By Peter Weddle, CEO TAtech
A solution provider‘s reputation is (or should be) a central component of its business success, especially these days. Historically, face-to-face interactions, especially on-site meetings and conference briefings, have been the best way for talent tech companies to build standing with employers. Now, however, those meetings are significantly limited by the work from home movement and ongoing corporate travel restrictions. In the void, employers are increasingly reliant on industry analysts to identify what providers and products they should consider for their tech stack. Therefore, the key to establishing a strong reputation – and the optimum business outcomes it helps to produce – is knowing how best to deal with those analysts.
Every solution provider does its level best to avoid a bad rap in the market. Merriam-Webster defines such a black eye as “a bad or underserved reputation.” In the talent technology business, a bad rap can be the result of any of several factors, including a product’s poor performance, the misrepresentation of its capabilities or simply a lack of information for prospective buyers. The first two of those factors can be resolved with improved product design and support and better oversight. Addressing that last factor, however – making sure a company gets a fair rap – requires the development and execution of a robust analyst strategy.
The facts! In a talent market that is more competitive and less understood than at any other time in history, it’s the facts that matter most. And TAtech’s biweekly podcast Start Smart focuses on the facts. Join me and my cohost, Shelia Gray, VP of Global Talent Acquisition at Quadient, as we examine the findings from the latest talent acquisition research and explore their implications for recruiters and job seekers. This week’s show looks at a report by McKinsey & Company on “The Top Trends in Tech.”
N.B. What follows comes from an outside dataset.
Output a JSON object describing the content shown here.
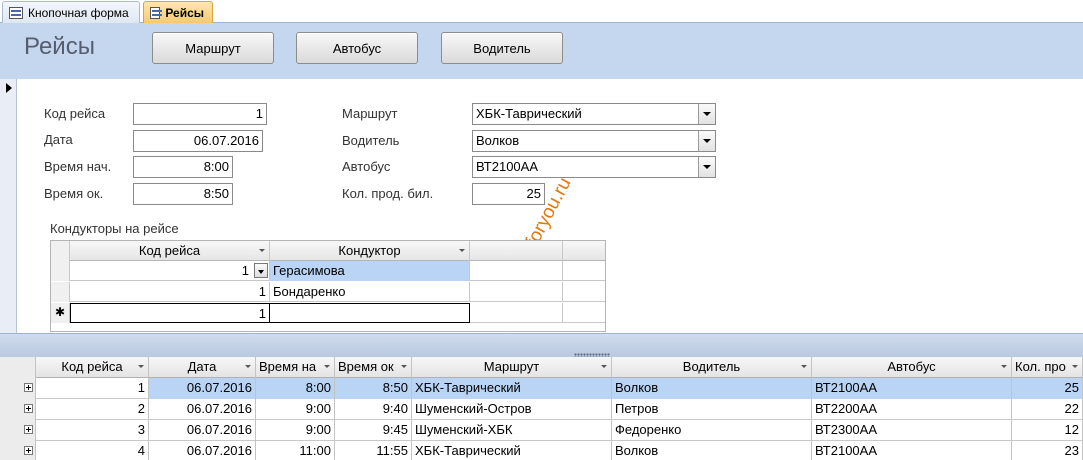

TAtech’s recent industry congress – TAtech North America & The World Job Board Forum – hosted a panel of some of the most influential analysts in the talent technology space. They were Ben Eubanks, Chief Research Officer at Lighthouse Research & Advisory; Erin Spencer, Research Analyst & Senior Consultant at Deloitte; and Sarah White, Founder & CEO of Aspect43. Stacey Harris, Chief Research Officer at Sapient Insights, was also invited, but unable to attend due to illness. Their dialogue on the panel provided some important insights on an analyst’s role and work and on the best practices for dealing with them.
Those best practices are summarized below:
• The first step in any analyst relations strategy is an introductory briefing. This is free, and it's a chance to share a bit about your company and its product. Just reach out for a 30-minute discussion. Every analyst firm has an intake process for this.
• The purpose of the briefing is to have a dialogue with someone who is steeped in the industry, so put together some basic informational slides and be prepared to talk about your product.
• Do leave time for a demo and questions. We’ll definitely share our opinions on your offerings and the space.
• Do bring along a brief case study that highlights a typical client experience. This helps to elaborate on the value provided to clients and also brings critical context to the conversation.
• Don’t try to sell us your product; we aren’t buyers, we’re analysts.
• Don’t spend too much of the limited briefing time talking about why hiring/recruiting is important right now (we already know that).
• Don’t let a PR firm/partner run this process (they don't own your story, you do).
• Don’t claim to be the best/first/only company to solve a problem (that's very rare), but do tell us what specific problem you’re trying to solve.
Industry analysts are not the sole keeper of a solution provider’s reputation, of course, but they do play an important role in how a company is perceived in the market. A proactive and well-conceived analyst strategy is the best way to ensure your company gets a fair rap instead of a bad one.
Food for Thought,
Peter Weddle is the author or editor of over two dozen books and a former columnist for The Wall Street Journal. He is also the founder and CEO of TAtech: The Association for Talent Acquisition Solutions. You can download his latest book – The Neonaissance – FOR FREE at OneStoryforAll.com. And, if you don't have time to read the entire book, just download a short excerpt of his inspirational message.